Architecture profs sue Dean Christoph Linder for age discrimination

Daily Emerald reporters Michael Tobin and Zach Price have the scoop here, read it all. Some snippets:

Three University of Oregon professors associated with the university’s Portland architecture program are suing UO and College of Design Dean Christoph Lindner for just under $4.3 million, alleging that Lindner and the university engaged in age discrimination and retaliation as well as breach of contract, according to court documents.

Professors Warren Gerald GastHans Joachim Neis and Donald Genasci, born in 1944, 1947 and 1938, respectively, all worked as architecture professors at the UO architecture program in Portland. According to the individual complaints filed by the professors, they “were the oldest three faculty members in the Portland Architecture program in 2017 and 2018.” [UOM: Click names for pdfs of the complaints, which are worth reading.]

The complaints say that the three professors received notices in May 2017 from Lindner notifying them that they would be relocated from Portland to the UO’s Eugene campus. The two other Portland architecture faculty members, who were under 60-years-old, were not asked to leave, according to the complaints.
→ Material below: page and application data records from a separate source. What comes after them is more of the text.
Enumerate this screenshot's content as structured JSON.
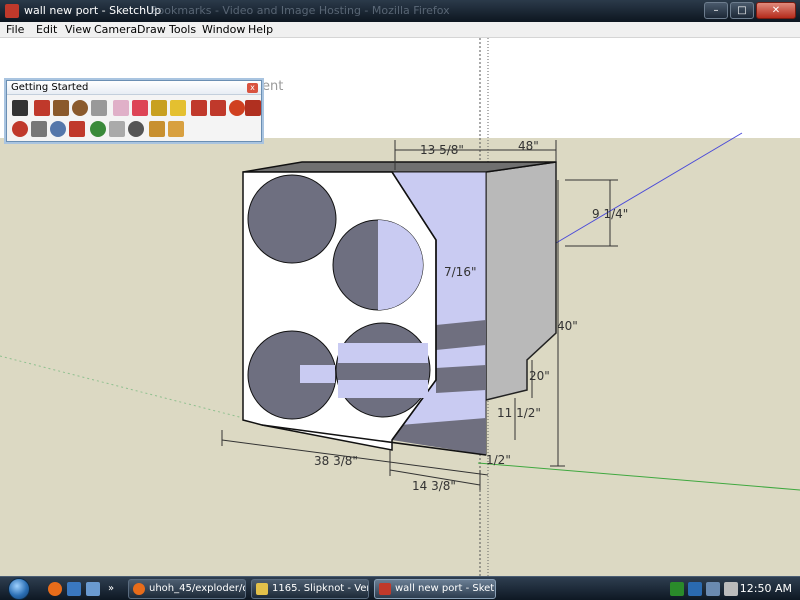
{
  "window": {
    "title": "wall new port - SketchUp",
    "faded_title": "Bookmarks - Video and Image Hosting - Mozilla Firefox",
    "buttons": {
      "minimize": "–",
      "maximize": "□",
      "close": "✕"
    }
  },
  "menu": [
    "File",
    "Edit",
    "View",
    "Camera",
    "Draw",
    "Tools",
    "Window",
    "Help"
  ],
  "toolbar": {
    "title": "Getting Started",
    "close": "x",
    "row1": [
      "select-tool",
      "pencil-tool",
      "rectangle-tool",
      "circle-tool",
      "arc-tool",
      "eraser-tool",
      "paint-bucket-tool",
      "tape-measure-tool",
      "push-pull-tool",
      "move-tool",
      "offset-tool",
      "rotate-tool",
      "follow-me-tool"
    ],
    "row2": [
      "orbit-tool",
      "pan-tool",
      "zoom-tool",
      "zoom-extents-tool",
      "get-models-tool",
      "share-model-tool",
      "geo-location-tool",
      "component-tool",
      "material-tool"
    ]
  },
  "viewport": {
    "ghost_text": "ent",
    "dimensions": {
      "top_inner": "13 5/8\"",
      "top_outer": "48\"",
      "right_upper": "9 1/4\"",
      "port_width": "7/16\"",
      "height_total": "40\"",
      "port_height": "20\"",
      "port_depth": "11 1/2\"",
      "bottom_small": "1/2\"",
      "width_front": "38 3/8\"",
      "width_bottom": "14 3/8\""
    }
  },
  "taskbar": {
    "tasks": [
      {
        "label": "uhoh_45/exploder/d...",
        "icon_color": "#e86c1a"
      },
      {
        "label": "1165. Slipknot - Ver...",
        "icon_color": "#e2c04a"
      },
      {
        "label": "wall new port - Sket...",
        "icon_color": "#c0392b"
      }
    ],
    "clock": "12:50 AM"
  },
  "colors": {
    "ground": "#dcd9c3",
    "box_front": "#ffffff",
    "box_side": "#b8b8b8",
    "box_top": "#6e6e6e",
    "port_light": "#c9cbf2",
    "speaker_hole": "#6e6f80"
  }
}
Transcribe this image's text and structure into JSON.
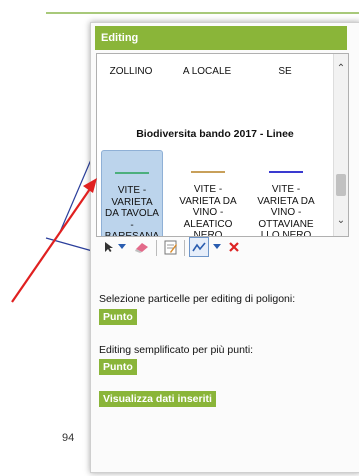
{
  "panel": {
    "title": "Editing"
  },
  "template_picker": {
    "cut_items": [
      "ZOLLINO",
      "A LOCALE",
      "SE"
    ],
    "group_title": "Biodiversita bando 2017 - Linee",
    "templates": [
      {
        "label": "VITE - VARIETA DA TAVOLA - BARESANA BIANCA",
        "color": "#4caf7d",
        "selected": true
      },
      {
        "label": "VITE - VARIETA DA VINO - ALEATICO NERO",
        "color": "#c8a05a",
        "selected": false
      },
      {
        "label": "VITE - VARIETA DA VINO - OTTAVIANE LLO NERO",
        "color": "#3a3ad0",
        "selected": false
      }
    ]
  },
  "toolbar": {
    "icons": [
      "select-arrow-icon",
      "dropdown-icon",
      "eraser-icon",
      "edit-attributes-icon",
      "line-draw-icon",
      "dropdown-icon",
      "delete-icon"
    ]
  },
  "polygon_section": {
    "label": "Selezione particelle per editing di poligoni:",
    "button": "Punto"
  },
  "points_section": {
    "label": "Editing semplificato per più punti:",
    "button": "Punto"
  },
  "view_button": "Visualizza dati inseriti",
  "background": {
    "number_fragment": "94"
  },
  "colors": {
    "accent_green": "#8ab539",
    "selection_blue": "#bcd4ec",
    "annotation_red": "#e02020"
  }
}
… The complaints say that Lindner wanted the reassignment because the Portland program “needed ‘new energy’” and was “stale.” According to the complaints, Lindner “was motivated by his desire for ‘new blood’” and that the “‘reassignment’ had ‘nothing to do with budget.’”
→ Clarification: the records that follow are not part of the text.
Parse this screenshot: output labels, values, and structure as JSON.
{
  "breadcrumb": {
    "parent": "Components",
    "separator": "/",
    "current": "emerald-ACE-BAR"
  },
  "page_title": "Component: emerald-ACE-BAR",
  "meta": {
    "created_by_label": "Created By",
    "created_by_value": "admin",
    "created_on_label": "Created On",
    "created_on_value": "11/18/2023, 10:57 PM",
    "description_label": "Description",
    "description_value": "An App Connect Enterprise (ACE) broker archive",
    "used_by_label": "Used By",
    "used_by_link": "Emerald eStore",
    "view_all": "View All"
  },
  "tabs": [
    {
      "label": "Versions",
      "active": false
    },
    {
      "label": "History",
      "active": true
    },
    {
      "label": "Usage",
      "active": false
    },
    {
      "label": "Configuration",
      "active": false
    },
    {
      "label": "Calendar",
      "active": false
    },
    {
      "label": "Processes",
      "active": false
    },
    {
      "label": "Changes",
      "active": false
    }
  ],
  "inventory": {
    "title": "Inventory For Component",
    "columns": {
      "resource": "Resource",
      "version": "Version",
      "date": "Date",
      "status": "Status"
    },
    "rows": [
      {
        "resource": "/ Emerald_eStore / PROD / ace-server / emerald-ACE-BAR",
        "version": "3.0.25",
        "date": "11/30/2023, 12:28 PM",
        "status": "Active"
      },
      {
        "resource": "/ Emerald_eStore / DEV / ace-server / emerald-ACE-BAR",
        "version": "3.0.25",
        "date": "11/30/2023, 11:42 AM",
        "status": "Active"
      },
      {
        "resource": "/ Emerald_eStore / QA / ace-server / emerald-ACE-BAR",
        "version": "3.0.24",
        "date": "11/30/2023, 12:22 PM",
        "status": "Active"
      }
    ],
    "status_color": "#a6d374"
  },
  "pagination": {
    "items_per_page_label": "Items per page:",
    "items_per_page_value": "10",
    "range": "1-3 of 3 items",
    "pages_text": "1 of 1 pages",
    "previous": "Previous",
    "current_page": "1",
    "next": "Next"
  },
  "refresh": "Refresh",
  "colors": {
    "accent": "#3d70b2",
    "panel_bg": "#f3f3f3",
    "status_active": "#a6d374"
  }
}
The university disagrees with the claims made in the lawsuits, according to an email statement from UO spokeswoman Molly Blancett.

“As noted in their complaints, they filed similar claims with the Bureau of Labor and Industry (BOLI), and those claims were dismissed,” Blancett wrote on Friday. “In light of the pending litigation, we are unable to provide additional information at this time but will address the allegations in the court proceedings.” …

“Unable to provide additional information”? Come on. The university administration has regularly provided additional information about litigation, when they think it will help them.